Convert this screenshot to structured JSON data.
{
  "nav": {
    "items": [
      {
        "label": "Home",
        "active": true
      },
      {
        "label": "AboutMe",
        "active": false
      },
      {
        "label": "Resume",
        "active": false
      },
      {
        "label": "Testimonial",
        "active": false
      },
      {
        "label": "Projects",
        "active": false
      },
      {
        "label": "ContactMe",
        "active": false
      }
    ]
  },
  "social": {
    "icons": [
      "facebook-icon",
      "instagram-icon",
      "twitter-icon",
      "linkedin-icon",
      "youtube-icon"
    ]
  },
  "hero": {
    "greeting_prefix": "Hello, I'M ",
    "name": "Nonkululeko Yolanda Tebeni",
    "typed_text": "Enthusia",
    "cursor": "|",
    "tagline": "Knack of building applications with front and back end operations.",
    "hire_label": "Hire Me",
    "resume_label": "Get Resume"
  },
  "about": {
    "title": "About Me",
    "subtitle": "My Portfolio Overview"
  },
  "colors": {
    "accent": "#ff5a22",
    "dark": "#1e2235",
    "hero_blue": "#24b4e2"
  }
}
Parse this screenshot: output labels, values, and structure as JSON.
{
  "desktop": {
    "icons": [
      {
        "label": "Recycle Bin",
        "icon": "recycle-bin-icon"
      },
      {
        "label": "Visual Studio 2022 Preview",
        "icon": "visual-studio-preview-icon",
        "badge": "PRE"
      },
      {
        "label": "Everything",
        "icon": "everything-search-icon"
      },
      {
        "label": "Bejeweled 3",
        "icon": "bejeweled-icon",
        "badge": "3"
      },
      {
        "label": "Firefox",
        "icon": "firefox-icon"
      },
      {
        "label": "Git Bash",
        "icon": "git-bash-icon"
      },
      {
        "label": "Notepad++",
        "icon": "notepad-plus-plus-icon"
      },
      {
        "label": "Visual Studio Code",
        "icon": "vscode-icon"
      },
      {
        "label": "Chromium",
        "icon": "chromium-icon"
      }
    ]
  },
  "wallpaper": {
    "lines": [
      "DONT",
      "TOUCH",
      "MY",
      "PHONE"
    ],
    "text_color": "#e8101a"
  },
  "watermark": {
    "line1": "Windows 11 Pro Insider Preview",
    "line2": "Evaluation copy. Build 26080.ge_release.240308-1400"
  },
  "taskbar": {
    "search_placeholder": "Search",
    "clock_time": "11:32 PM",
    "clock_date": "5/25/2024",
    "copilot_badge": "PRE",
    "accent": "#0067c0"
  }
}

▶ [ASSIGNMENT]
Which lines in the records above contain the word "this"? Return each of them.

▶ [REPLY TO THE EXERCISE]
Convert this screenshot to structured JSON data.
Parse this screenshot: output labels, values, and structure as JSON.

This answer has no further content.